OS grid reference:- SE 257 361
The ruins of Kirkstall Abbey, the most complete set of Cistercian ruins in Britain, are situated in Kirkstall, to the north-west of Leeds city centre. The abbey is set in a pleasant public park on the north bank of the River Aire.
The abbey was founded by Henry de Lacy, the wealthy Lord of the manor of Pontefract. When de Lacy fell ill he made a vow that on his recovery he would establish a monastery and dedicate it to St Mary. When his health was restored, Henry donated land for the foundation of a monastery in the village of Barnoldswick, near the border between Lancashire and Yorkshire.
He granted the Abbot of Fountains Abbey the land at Barnoldswick on which to found a daughter abbey. Abbot Alexander travelled to Barnoldswick, along with twelve Cistercian monks from Fountains Abbey and made an attempt to build the new abbey on Henry de Lacy's land. The monks remained there for 6 years but found the site inhospitable, the monks were unable to grow crops, bandits stole their belongings,.
Abbot Alexander began a search for a more suitable site for his abbey and discovered a site in the then heavily wooded Aire Valley. Henry de Lacy helped acquire the land from William de Poitou. The buildings were largely completed between 1152 when the monks arrived in Kirkstall and the end of Alexander's abbacy in 1182.

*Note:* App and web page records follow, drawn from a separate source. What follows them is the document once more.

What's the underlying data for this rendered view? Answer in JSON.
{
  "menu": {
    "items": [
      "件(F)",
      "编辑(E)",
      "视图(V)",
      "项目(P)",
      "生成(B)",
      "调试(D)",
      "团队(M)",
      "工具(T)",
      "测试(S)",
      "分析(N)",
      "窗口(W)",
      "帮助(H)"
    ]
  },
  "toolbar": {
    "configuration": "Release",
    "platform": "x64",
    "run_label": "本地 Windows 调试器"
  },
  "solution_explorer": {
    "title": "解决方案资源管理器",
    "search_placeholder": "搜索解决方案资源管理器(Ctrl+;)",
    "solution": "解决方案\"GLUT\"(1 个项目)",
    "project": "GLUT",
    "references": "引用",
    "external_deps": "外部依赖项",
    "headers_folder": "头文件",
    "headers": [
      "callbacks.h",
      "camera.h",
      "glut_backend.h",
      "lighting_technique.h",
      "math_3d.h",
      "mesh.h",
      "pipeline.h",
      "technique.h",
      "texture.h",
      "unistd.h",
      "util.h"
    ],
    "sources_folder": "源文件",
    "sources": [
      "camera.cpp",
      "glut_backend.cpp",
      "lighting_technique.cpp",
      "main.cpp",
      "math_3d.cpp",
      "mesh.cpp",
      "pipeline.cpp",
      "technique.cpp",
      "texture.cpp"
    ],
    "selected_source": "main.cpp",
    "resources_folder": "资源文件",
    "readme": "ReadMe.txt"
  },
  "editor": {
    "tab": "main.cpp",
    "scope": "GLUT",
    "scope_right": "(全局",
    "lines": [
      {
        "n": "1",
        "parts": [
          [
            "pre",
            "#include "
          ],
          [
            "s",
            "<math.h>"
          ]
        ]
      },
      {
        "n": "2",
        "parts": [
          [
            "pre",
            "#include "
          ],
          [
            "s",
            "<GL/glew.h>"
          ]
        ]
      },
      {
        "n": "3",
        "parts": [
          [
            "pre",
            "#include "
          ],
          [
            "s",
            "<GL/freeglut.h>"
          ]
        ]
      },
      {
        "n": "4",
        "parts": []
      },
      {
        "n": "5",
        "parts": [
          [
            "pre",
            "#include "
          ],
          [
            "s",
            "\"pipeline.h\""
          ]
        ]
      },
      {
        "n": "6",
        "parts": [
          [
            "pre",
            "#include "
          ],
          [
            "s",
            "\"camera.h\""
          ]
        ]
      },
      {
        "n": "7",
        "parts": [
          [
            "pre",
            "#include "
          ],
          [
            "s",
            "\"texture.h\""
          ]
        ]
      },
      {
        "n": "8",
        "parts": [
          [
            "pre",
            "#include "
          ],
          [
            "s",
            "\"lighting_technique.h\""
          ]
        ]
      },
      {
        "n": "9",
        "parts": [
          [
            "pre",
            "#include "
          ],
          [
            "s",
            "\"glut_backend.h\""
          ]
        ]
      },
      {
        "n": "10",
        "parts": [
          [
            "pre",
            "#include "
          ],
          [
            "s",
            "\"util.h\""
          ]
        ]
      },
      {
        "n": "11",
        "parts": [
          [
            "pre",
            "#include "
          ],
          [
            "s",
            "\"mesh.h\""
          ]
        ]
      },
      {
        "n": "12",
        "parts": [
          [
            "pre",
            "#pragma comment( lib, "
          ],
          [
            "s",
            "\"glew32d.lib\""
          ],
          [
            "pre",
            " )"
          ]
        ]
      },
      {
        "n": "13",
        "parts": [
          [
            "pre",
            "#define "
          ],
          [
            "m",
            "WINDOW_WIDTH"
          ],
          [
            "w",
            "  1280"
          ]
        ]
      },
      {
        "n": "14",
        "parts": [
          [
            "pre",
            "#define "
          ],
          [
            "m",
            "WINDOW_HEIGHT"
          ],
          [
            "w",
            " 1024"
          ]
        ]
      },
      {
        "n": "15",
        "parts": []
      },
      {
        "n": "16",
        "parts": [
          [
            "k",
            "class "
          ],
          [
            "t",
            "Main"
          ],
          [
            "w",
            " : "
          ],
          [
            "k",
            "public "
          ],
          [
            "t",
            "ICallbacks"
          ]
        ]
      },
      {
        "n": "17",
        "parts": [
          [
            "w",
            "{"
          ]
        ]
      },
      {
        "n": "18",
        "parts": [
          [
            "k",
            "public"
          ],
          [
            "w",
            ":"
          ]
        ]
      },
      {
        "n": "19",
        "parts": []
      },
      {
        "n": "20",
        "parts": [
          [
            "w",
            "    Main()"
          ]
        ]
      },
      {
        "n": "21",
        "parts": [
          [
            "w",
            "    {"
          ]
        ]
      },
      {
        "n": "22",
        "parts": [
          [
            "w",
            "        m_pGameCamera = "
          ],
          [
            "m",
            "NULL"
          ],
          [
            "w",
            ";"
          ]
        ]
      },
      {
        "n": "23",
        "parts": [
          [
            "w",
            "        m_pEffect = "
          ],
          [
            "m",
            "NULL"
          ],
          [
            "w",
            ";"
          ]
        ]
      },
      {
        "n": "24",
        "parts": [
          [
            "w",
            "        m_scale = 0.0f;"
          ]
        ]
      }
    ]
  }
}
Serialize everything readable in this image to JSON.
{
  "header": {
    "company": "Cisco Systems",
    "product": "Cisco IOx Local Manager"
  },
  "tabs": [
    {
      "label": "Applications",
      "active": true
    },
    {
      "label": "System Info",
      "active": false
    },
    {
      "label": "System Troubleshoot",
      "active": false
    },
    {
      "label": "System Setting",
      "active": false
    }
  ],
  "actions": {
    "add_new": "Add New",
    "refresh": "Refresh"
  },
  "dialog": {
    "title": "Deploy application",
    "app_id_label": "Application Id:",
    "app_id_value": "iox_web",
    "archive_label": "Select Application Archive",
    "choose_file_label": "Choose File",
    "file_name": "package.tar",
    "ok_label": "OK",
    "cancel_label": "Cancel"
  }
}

At the Dissolution of the monasteries during the reign of King Henry VIII, the abbey was surrendered to Richard Leyton, the king's commissioner, by Abbot John Ripley on 22 November 1539. The abbey buildings escaped the wholesale destruction and plunder that occurred elsewhere and most were left standing. Abbot John received the abbey gatehouse to turn into his private home. This building later became Abbey House Museum, and some of its medieval features can still be seen.
The estate was granted to Thomas Cranmer, Archbishop of Canterbury in 1542, but reverted to the crown when Cranmer was executed in 1556, during the reign of Henry's daughter Mary I. The estate was purchased by Sir Robert Savile in 1584, and it remained in the Savile family's ownership until 1671, when it passed to the Brudenell family, the Earls of Cardigan.
The picturesque ruins have been drawn and painted by artists such as J.M.W. Turner, Thomas Girtin and John Sell Cotman.
In 1889, the abbey was purchased by Colonel John North who donated it to the City of Leeds Corporation. The abbey was open to the public for the on 14th September 1895. The gatehouse became a museum.
Following a £5.5 million renovation programme, a new visitor centre was provided. The Kirkstall Abbey Visitor Centre informs visitors about the lives of the twelfth century monks and contains the touch table, a unique catalogue of images of the abbey from the eighteenth century to the present. Entrance to the Abbey itself is now through the visitor centre, which is free of charge, but with a donation box.